Court Judgments - January 2009
Bagri v Rajendra Kumar Luhariwala and another 21/1/2009.
Negotiable Instruments Act, 1881 - section
138 - cheque of Rs. 1 lakh dishonoured - cheque issued as security - the
High Court noticed that the appellant failed to pay Rs.2,30,000/- in
instalments as agreed to and therefore because of default of payment
cheque of Rupees one lakh was presented. In that sense there is no
question of any security - It is
true that the lawyers are expected to be vigilant once they accept a
brief. But on the peculiar facts of the case this Court sets aside the
impugned order and remit the matter to the High Court for a fresh
consideration on merits.-
Lousie Martin v State of Rajasthan and another 16/1/2009.
Bail - granting of - and suspension of
sentence - appeal - without expressing any opinion on the merits of the
dispute and culpability of the accused, this Court is certainly of the
opinion that this was not a fit case where the sentence awarded should
have been suspended and the accused released on bail. The High Court
was, thus, totally unjustified in granting bail to the accused, or in
suspending the sentence.-

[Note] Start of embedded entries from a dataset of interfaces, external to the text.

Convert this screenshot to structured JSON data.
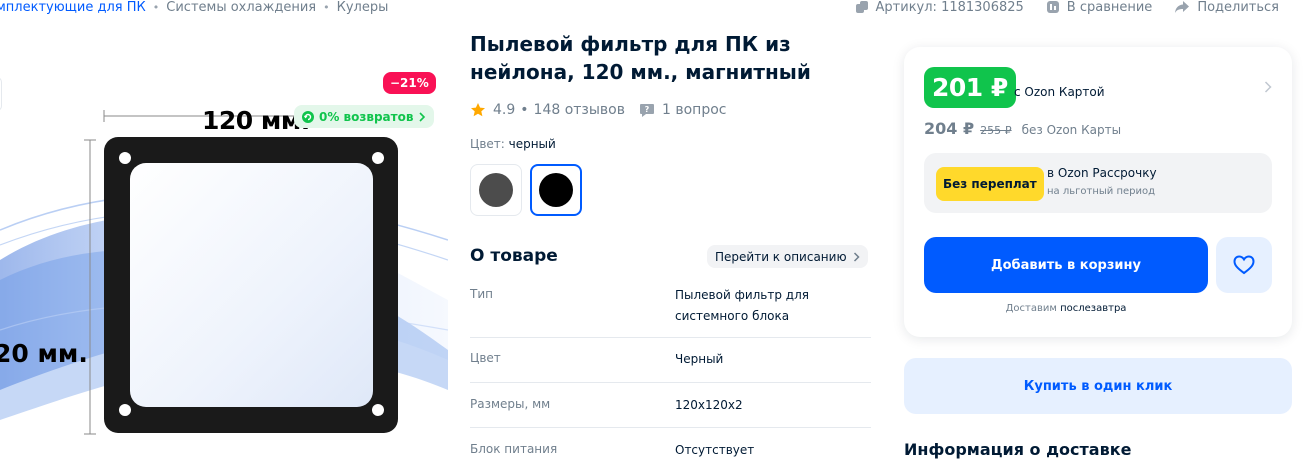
{
  "breadcrumb": {
    "items": [
      "мплектующие для ПК",
      "Системы охлаждения",
      "Кулеры"
    ],
    "separator": "•"
  },
  "top_actions": {
    "article": "Артикул: 1181306825",
    "compare": "В сравнение",
    "share": "Поделиться"
  },
  "gallery": {
    "discount": "−21%",
    "returns": "0% возвратов",
    "dimension_top": "120 мм.",
    "dimension_left": "20 мм."
  },
  "product": {
    "title": "Пылевой фильтр для ПК из нейлона, 120 мм., магнитный",
    "rating": "4.9",
    "reviews": "148 отзывов",
    "questions": "1 вопрос",
    "color_label": "Цвет: ",
    "color_value": "черный"
  },
  "about": {
    "title": "О товаре",
    "goto_description": "Перейти к описанию",
    "specs": [
      {
        "name": "Тип",
        "value": "Пылевой фильтр для системного блока"
      },
      {
        "name": "Цвет",
        "value": "Черный"
      },
      {
        "name": "Размеры, мм",
        "value": "120x120x2"
      },
      {
        "name": "Блок питания",
        "value": "Отсутствует"
      }
    ]
  },
  "price": {
    "ozon_card_price": "201 ₽",
    "ozon_card_caption": "с Ozon Картой",
    "regular_price": "204 ₽",
    "old_price": "255 ₽",
    "regular_caption": "без Ozon Карты",
    "installment_badge": "Без переплат",
    "installment_title": "в Ozon Рассрочку",
    "installment_sub": "на льготный период",
    "add_to_cart": "Добавить в корзину",
    "delivery_note_prefix": "Доставим ",
    "delivery_note_day": "послезавтра",
    "buy_one_click": "Купить в один клик",
    "delivery_info_title": "Информация о доставке"
  },
  "colors": {
    "accent": "#005bff",
    "green": "#10c44c",
    "discount": "#f91155",
    "installment_badge": "#ffd92b",
    "text_primary": "#001a34",
    "text_secondary": "#707f8d"
  },
  "icons": [
    "share-icon",
    "compare-icon",
    "returns-icon",
    "star-icon",
    "question-icon",
    "chevron-right-icon",
    "heart-icon"
  ]
}
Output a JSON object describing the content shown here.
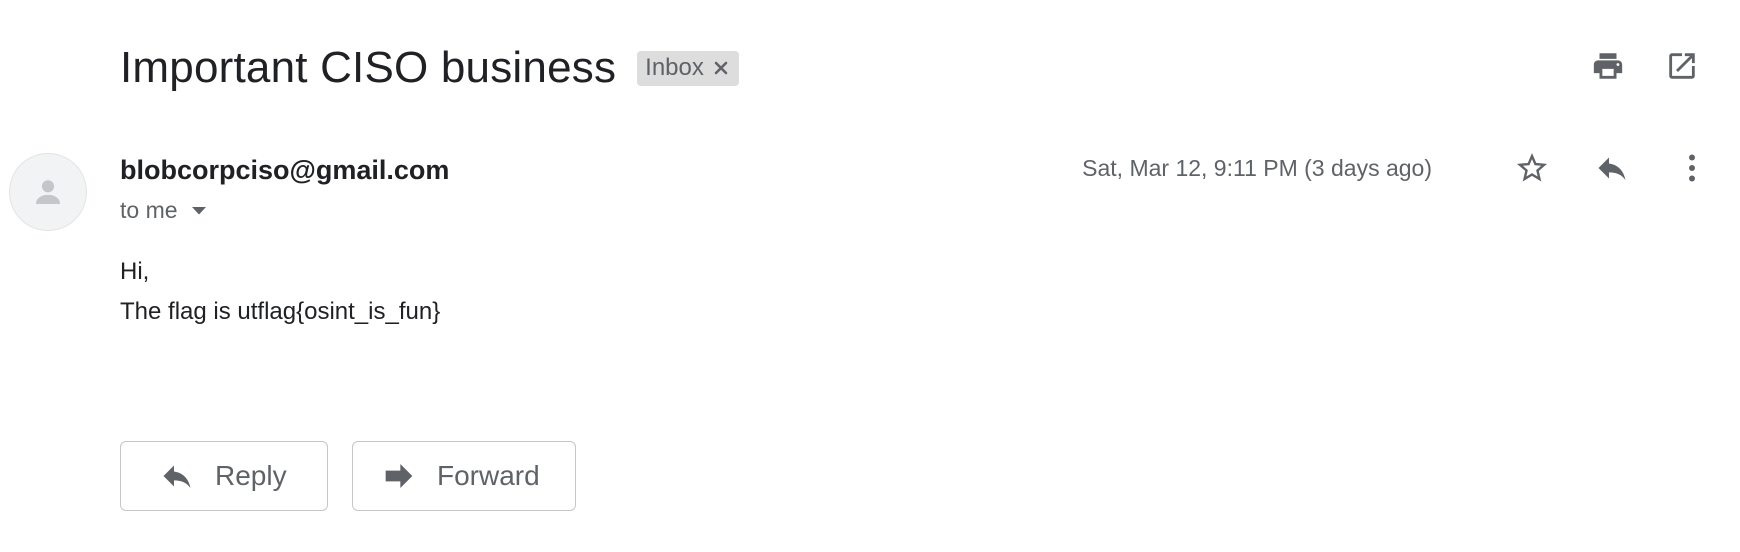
{
  "email": {
    "subject": "Important CISO business",
    "label": "Inbox",
    "sender": "blobcorpciso@gmail.com",
    "recipients": "to me",
    "date": "Sat, Mar 12, 9:11 PM (3 days ago)",
    "body_lines": [
      "Hi,",
      "The flag is utflag{osint_is_fun}"
    ]
  },
  "actions": {
    "reply_label": "Reply",
    "forward_label": "Forward"
  },
  "icons": {
    "print": "print-icon",
    "open_new_window": "open-in-new-window-icon",
    "star": "star-outline-icon",
    "reply": "reply-icon",
    "more": "more-vertical-icon",
    "forward": "forward-icon",
    "avatar": "person-icon",
    "label_close": "close-icon",
    "recipients_toggle": "caret-down-icon"
  },
  "colors": {
    "icon_grey": "#5f6368",
    "text_dark": "#202124",
    "chip_bg": "#dddddd"
  }
}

(D) By Lrs. v State of Karnataka and others 14/1/2009.
Inordinate Delay in filing appeal - dismissal
- the High Court has rightly dismissed the writ appeal on the ground of
inordinate delay holding that the preliminary notification acquiring the
land in question including the lands of the appellants was issued on
15th July, 1982 and the final notification was issued on 16th August,
1985 and the award was passed on 12th May, 1998 and possession of the
land in question was taken over on 30th June, 1998, and subsequent to
that the writ petition was filed in the year 2000 - the High Court was
justified in dismissing the writ appeal on the ground of inordinate
delay in filing the appeal — interim order stands vacated.-
Insurance Co. Ltd. v Ram Prasad Varma and others 13/1/2009.
Motor Vehicles Act, 1988 - section 166 -
respondent suffered permanent disability as both legs amputated due to
rash and negligent driving of the lorry - no case has been made out for
interference with the rate of interest. The appeal is dismissed subject
to the modification that from the gross income of the respondent, the
amount of income tax as was applicable at the relevant time should be
deducted. The Tribunal is directed to re-determine the amount of
compensation in the light of this judgment.
Buddu Khan v State of Uttarkhand
Indian Penal Code, 1860 - section 302 -
conviction under - upheld by the judgment of Division Bench - challenged
in this appeal - exception 4 to Section 300 applies to the facts of the
case. The appropriate conviction would be under Section 304 Part I IPC.
Custodial sentence of 10 years would meet the ends of justice.-
Rajender Singh and another with Suraj Bhan with
Ram Niwas v State of Haryana 9/1/2009.
Indian Penal Code, 1860 - section 302 read
with section 34 and section 342 read with section 34 - the accused filed
three sets of appeals before the High Court of Punjab & Haryana at
Chandigarh - The occurrence as spoken by the eyewitnesses is fully
established, therefore, all the appellants will be constructively liable
under Section 302 read with Section 34 IPC for the commission of the
crime, though the fatal injury was inflicted by A-1, only as the other
appellants participated in giving beatings to the deceased which caused
injuries on other part of his body - no merit and substance in any of
the submission made on behalf of the appellants.
v State of Rajasthan 7/1/2009.
Indian Penal Code, 1860 - sections 306 and
304 part B and section 4 of the Dowry Prohibition Act, 1961 - faced
trial - acquittal - appeal - challanged - the principles which would
govern and regulate the hearing of appeal by the High Court against an
order of acquittal passed by the trial Court have been set out in
innumerable cases of this Court - the evidence of PWs 1, 2, 3, 4 and 5
clearly shows the greed of the accused who was persistently taunting and
harassing the deceased for not having brought sufficient dowry.
Therefore, the High Court was justified in upsetting the order of
acquittal passed by the trial Court and directing her conviction.
Basheer Ahamed and others v Mohd. Jameel and another
Motor Vehicle Act, 1988 - compensation with
interest - entitlement - judgment of the High Court - challenged
in this appeal - petition under section 166 of the Act - a bare argument
by learned counsel for the appellants that the deceased had a potential
of expanding his business, cannot be accepted as sufficient material to
determine the future prospects of the deceased - ends of justice would
be met if the income of the deceased is taken at Rs.5,500/- per month or
Rs.66,000/- per annum - in the absence of any evidence to the contrary,
the practice is to deduct towards personal and living expenses of the
deceased, one-third of the income in case he was married and one-half
(50%) if he was a bachelor-